» **Exercise description**:
Give every line of the data again, exactly.

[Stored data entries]
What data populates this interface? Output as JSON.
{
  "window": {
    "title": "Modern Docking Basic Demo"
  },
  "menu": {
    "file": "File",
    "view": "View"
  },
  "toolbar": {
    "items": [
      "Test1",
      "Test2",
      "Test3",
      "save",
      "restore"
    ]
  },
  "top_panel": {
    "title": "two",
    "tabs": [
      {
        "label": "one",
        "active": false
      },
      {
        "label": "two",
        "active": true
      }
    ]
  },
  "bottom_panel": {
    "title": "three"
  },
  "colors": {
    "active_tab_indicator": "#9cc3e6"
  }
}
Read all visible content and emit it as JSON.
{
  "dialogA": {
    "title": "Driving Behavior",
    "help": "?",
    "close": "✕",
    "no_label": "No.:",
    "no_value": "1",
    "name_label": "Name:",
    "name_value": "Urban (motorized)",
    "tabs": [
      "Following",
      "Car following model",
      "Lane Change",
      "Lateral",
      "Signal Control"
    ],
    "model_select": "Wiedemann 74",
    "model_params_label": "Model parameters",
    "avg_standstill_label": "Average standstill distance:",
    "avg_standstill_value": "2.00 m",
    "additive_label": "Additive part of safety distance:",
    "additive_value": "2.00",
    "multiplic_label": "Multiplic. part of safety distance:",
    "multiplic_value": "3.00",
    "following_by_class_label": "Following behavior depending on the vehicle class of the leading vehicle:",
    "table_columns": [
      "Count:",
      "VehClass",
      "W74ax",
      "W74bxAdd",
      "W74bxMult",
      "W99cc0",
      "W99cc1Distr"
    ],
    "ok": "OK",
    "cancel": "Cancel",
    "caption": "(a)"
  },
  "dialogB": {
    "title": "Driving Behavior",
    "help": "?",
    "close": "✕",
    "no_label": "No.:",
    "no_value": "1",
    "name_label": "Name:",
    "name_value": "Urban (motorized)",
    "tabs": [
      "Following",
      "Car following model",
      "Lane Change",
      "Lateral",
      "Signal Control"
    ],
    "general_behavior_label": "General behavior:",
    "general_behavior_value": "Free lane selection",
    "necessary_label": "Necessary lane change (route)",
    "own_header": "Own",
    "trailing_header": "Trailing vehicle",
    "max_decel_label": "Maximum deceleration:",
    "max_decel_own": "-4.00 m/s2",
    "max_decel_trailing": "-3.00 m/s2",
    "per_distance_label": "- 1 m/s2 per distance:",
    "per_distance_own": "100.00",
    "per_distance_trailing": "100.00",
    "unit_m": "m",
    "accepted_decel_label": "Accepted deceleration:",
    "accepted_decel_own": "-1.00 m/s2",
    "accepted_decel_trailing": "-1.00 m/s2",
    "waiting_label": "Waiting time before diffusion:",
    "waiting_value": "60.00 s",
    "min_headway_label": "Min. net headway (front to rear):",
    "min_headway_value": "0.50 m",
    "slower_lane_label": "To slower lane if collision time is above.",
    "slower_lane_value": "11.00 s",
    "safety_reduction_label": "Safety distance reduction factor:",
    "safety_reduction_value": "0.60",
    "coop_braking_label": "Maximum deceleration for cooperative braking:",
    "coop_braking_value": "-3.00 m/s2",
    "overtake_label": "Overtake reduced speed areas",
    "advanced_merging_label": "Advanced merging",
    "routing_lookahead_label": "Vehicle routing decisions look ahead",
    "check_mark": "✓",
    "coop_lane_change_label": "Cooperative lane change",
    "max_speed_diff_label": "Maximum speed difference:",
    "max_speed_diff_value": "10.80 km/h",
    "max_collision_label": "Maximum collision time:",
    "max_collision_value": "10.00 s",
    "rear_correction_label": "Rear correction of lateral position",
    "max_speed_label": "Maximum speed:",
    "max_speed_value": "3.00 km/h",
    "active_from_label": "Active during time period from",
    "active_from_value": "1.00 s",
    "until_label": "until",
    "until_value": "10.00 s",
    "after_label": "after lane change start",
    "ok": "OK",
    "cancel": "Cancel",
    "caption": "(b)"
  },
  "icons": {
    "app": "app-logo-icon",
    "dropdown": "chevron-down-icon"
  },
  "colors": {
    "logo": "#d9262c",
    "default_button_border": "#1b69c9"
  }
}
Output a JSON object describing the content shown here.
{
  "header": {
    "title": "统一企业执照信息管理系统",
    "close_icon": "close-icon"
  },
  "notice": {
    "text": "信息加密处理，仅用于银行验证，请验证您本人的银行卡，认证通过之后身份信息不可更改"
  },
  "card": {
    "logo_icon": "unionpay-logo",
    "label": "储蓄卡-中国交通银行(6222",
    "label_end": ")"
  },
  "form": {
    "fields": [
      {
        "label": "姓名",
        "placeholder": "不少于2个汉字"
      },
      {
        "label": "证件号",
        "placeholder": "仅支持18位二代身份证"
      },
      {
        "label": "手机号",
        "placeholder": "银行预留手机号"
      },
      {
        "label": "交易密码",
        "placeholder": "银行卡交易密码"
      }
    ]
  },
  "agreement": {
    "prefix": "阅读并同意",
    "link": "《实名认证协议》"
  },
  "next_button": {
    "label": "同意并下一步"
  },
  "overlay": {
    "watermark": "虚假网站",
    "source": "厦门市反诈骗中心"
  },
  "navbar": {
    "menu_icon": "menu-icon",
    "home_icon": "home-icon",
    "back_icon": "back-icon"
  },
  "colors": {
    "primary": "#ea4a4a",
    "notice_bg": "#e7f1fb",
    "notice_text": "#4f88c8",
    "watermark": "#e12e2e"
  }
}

» **Exercise output**:
What data populates this interface? Output as JSON.
{
  "window": {
    "title": "Modern Docking Basic Demo"
  },
  "menu": {
    "file": "File",
    "view": "View"
  },
  "toolbar": {
    "items": [
      "Test1",
      "Test2",
      "Test3",
      "save",
      "restore"
    ]
  },
  "top_panel": {
    "title": "two",
    "tabs": [
      {
        "label": "one",
        "active": false
      },
      {
        "label": "two",
        "active": true
      }
    ]
  },
  "bottom_panel": {
    "title": "three"
  },
  "colors": {
    "active_tab_indicator": "#9cc3e6"
  }
}
Read all visible content and emit it as JSON.
{
  "dialogA": {
    "title": "Driving Behavior",
    "help": "?",
    "close": "✕",
    "no_label": "No.:",
    "no_value": "1",
    "name_label": "Name:",
    "name_value": "Urban (motorized)",
    "tabs": [
      "Following",
      "Car following model",
      "Lane Change",
      "Lateral",
      "Signal Control"
    ],
    "model_select": "Wiedemann 74",
    "model_params_label": "Model parameters",
    "avg_standstill_label": "Average standstill distance:",
    "avg_standstill_value": "2.00 m",
    "additive_label": "Additive part of safety distance:",
    "additive_value": "2.00",
    "multiplic_label": "Multiplic. part of safety distance:",
    "multiplic_value": "3.00",
    "following_by_class_label": "Following behavior depending on the vehicle class of the leading vehicle:",
    "table_columns": [
      "Count:",
      "VehClass",
      "W74ax",
      "W74bxAdd",
      "W74bxMult",
      "W99cc0",
      "W99cc1Distr"
    ],
    "ok": "OK",
    "cancel": "Cancel",
    "caption": "(a)"
  },
  "dialogB": {
    "title": "Driving Behavior",
    "help": "?",
    "close": "✕",
    "no_label": "No.:",
    "no_value": "1",
    "name_label": "Name:",
    "name_value": "Urban (motorized)",
    "tabs": [
      "Following",
      "Car following model",
      "Lane Change",
      "Lateral",
      "Signal Control"
    ],
    "general_behavior_label": "General behavior:",
    "general_behavior_value": "Free lane selection",
    "necessary_label": "Necessary lane change (route)",
    "own_header": "Own",
    "trailing_header": "Trailing vehicle",
    "max_decel_label": "Maximum deceleration:",
    "max_decel_own": "-4.00 m/s2",
    "max_decel_trailing": "-3.00 m/s2",
    "per_distance_label": "- 1 m/s2 per distance:",
    "per_distance_own": "100.00",
    "per_distance_trailing": "100.00",
    "unit_m": "m",
    "accepted_decel_label": "Accepted deceleration:",
    "accepted_decel_own": "-1.00 m/s2",
    "accepted_decel_trailing": "-1.00 m/s2",
    "waiting_label": "Waiting time before diffusion:",
    "waiting_value": "60.00 s",
    "min_headway_label": "Min. net headway (front to rear):",
    "min_headway_value": "0.50 m",
    "slower_lane_label": "To slower lane if collision time is above.",
    "slower_lane_value": "11.00 s",
    "safety_reduction_label": "Safety distance reduction factor:",
    "safety_reduction_value": "0.60",
    "coop_braking_label": "Maximum deceleration for cooperative braking:",
    "coop_braking_value": "-3.00 m/s2",
    "overtake_label": "Overtake reduced speed areas",
    "advanced_merging_label": "Advanced merging",
    "routing_lookahead_label": "Vehicle routing decisions look ahead",
    "check_mark": "✓",
    "coop_lane_change_label": "Cooperative lane change",
    "max_speed_diff_label": "Maximum speed difference:",
    "max_speed_diff_value": "10.80 km/h",
    "max_collision_label": "Maximum collision time:",
    "max_collision_value": "10.00 s",
    "rear_correction_label": "Rear correction of lateral position",
    "max_speed_label": "Maximum speed:",
    "max_speed_value": "3.00 km/h",
    "active_from_label": "Active during time period from",
    "active_from_value": "1.00 s",
    "until_label": "until",
    "until_value": "10.00 s",
    "after_label": "after lane change start",
    "ok": "OK",
    "cancel": "Cancel",
    "caption": "(b)"
  },
  "icons": {
    "app": "app-logo-icon",
    "dropdown": "chevron-down-icon"
  },
  "colors": {
    "logo": "#d9262c",
    "default_button_border": "#1b69c9"
  }
}
Output a JSON object describing the content shown here.
{
  "header": {
    "title": "统一企业执照信息管理系统",
    "close_icon": "close-icon"
  },
  "notice": {
    "text": "信息加密处理，仅用于银行验证，请验证您本人的银行卡，认证通过之后身份信息不可更改"
  },
  "card": {
    "logo_icon": "unionpay-logo",
    "label": "储蓄卡-中国交通银行(6222",
    "label_end": ")"
  },
  "form": {
    "fields": [
      {
        "label": "姓名",
        "placeholder": "不少于2个汉字"
      },
      {
        "label": "证件号",
        "placeholder": "仅支持18位二代身份证"
      },
      {
        "label": "手机号",
        "placeholder": "银行预留手机号"
      },
      {
        "label": "交易密码",
        "placeholder": "银行卡交易密码"
      }
    ]
  },
  "agreement": {
    "prefix": "阅读并同意",
    "link": "《实名认证协议》"
  },
  "next_button": {
    "label": "同意并下一步"
  },
  "overlay": {
    "watermark": "虚假网站",
    "source": "厦门市反诈骗中心"
  },
  "navbar": {
    "menu_icon": "menu-icon",
    "home_icon": "home-icon",
    "back_icon": "back-icon"
  },
  "colors": {
    "primary": "#ea4a4a",
    "notice_bg": "#e7f1fb",
    "notice_text": "#4f88c8",
    "watermark": "#e12e2e"
  }
}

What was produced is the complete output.